▶ WHAT NEEDS TO BE DONE:
Look through the data for the string "Semanas". Copy every line where it is found.

▶ DATA:

--------------------------------------------------

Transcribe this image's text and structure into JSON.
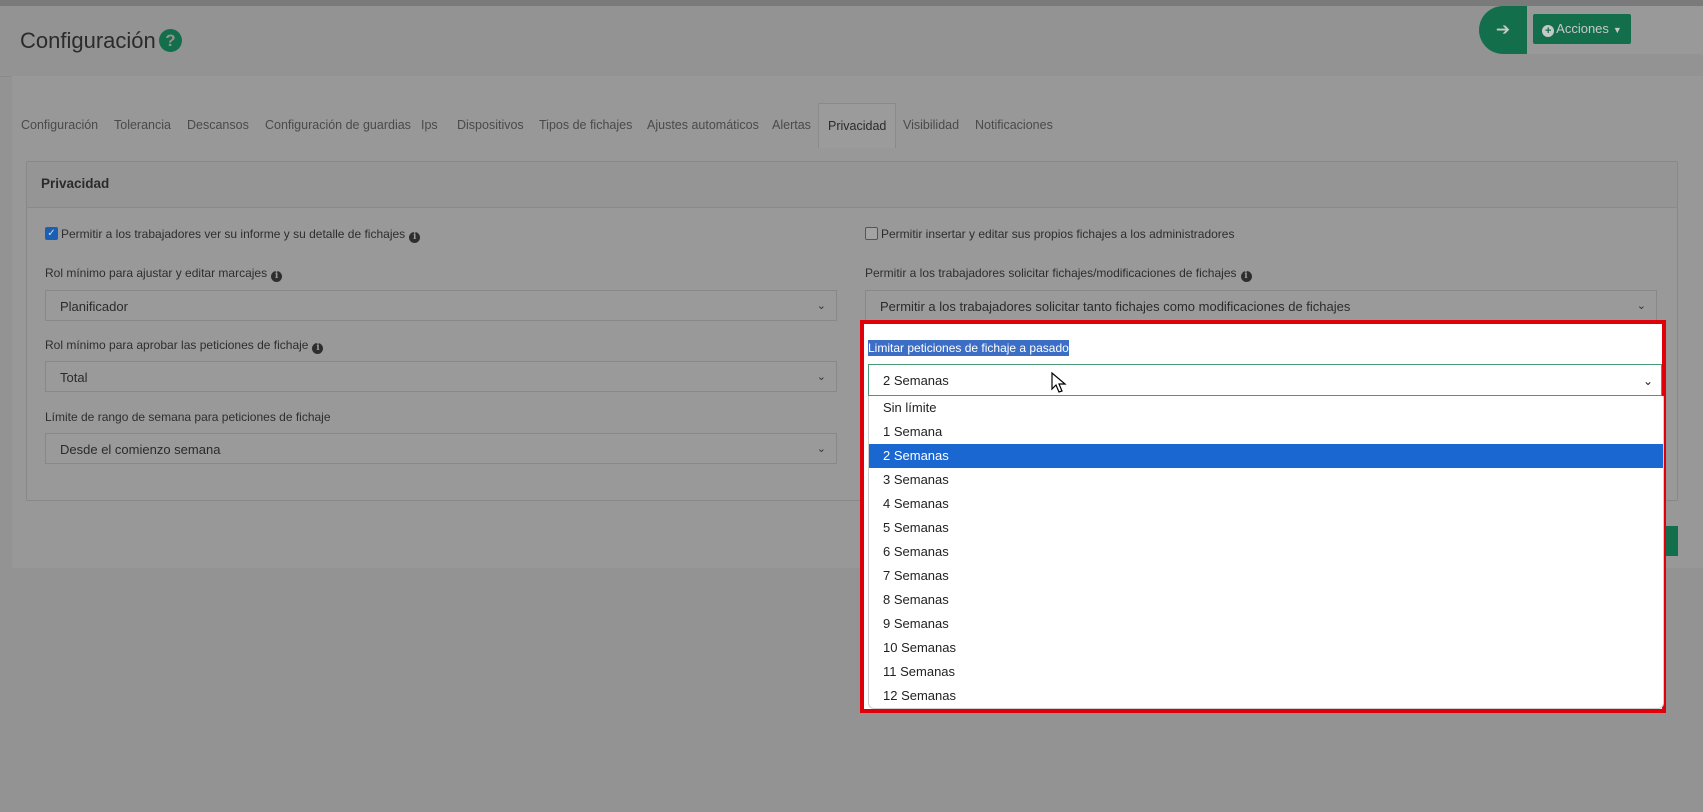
{
  "header": {
    "title": "Configuración",
    "help_icon": "question-circle-icon",
    "actions_label": "Acciones",
    "arrow_icon": "arrow-right-icon"
  },
  "tabs": [
    {
      "label": "Configuración"
    },
    {
      "label": "Tolerancia"
    },
    {
      "label": "Descansos"
    },
    {
      "label": "Configuración de guardias"
    },
    {
      "label": "Ips"
    },
    {
      "label": "Dispositivos"
    },
    {
      "label": "Tipos de fichajes"
    },
    {
      "label": "Ajustes automáticos"
    },
    {
      "label": "Alertas"
    },
    {
      "label": "Privacidad",
      "active": true
    },
    {
      "label": "Visibilidad"
    },
    {
      "label": "Notificaciones"
    }
  ],
  "card": {
    "title": "Privacidad",
    "left": {
      "checkbox_label": "Permitir a los trabajadores ver su informe y su detalle de fichajes",
      "checkbox_checked": true,
      "min_role_edit_label": "Rol mínimo para ajustar y editar marcajes",
      "min_role_edit_value": "Planificador",
      "min_role_approve_label": "Rol mínimo para aprobar las peticiones de fichaje",
      "min_role_approve_value": "Total",
      "week_range_label": "Límite de rango de semana para peticiones de fichaje",
      "week_range_value": "Desde el comienzo semana"
    },
    "right": {
      "checkbox_label": "Permitir insertar y editar sus propios fichajes a los administradores",
      "checkbox_checked": false,
      "request_label": "Permitir a los trabajadores solicitar fichajes/modificaciones de fichajes",
      "request_value": "Permitir a los trabajadores solicitar tanto fichajes como modificaciones de fichajes",
      "limit_label": "Limitar peticiones de fichaje a pasado",
      "limit_value": "2 Semanas",
      "limit_options": [
        "Sin límite",
        "1 Semana",
        "2 Semanas",
        "3 Semanas",
        "4 Semanas",
        "5 Semanas",
        "6 Semanas",
        "7 Semanas",
        "8 Semanas",
        "9 Semanas",
        "10 Semanas",
        "11 Semanas",
        "12 Semanas"
      ],
      "limit_selected_index": 2
    }
  },
  "colors": {
    "brand_green": "#136e4c",
    "highlight_red": "#e0000a",
    "selection_blue": "#1a67d2"
  }
}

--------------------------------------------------

▶ WRITTEN ANSWER:
      "limit_value": "2 Semanas",
        "2 Semanas",
        "3 Semanas",
        "4 Semanas",
        "5 Semanas",
        "6 Semanas",
        "7 Semanas",
        "8 Semanas",
        "9 Semanas",
        "10 Semanas",
        "11 Semanas",
        "12 Semanas"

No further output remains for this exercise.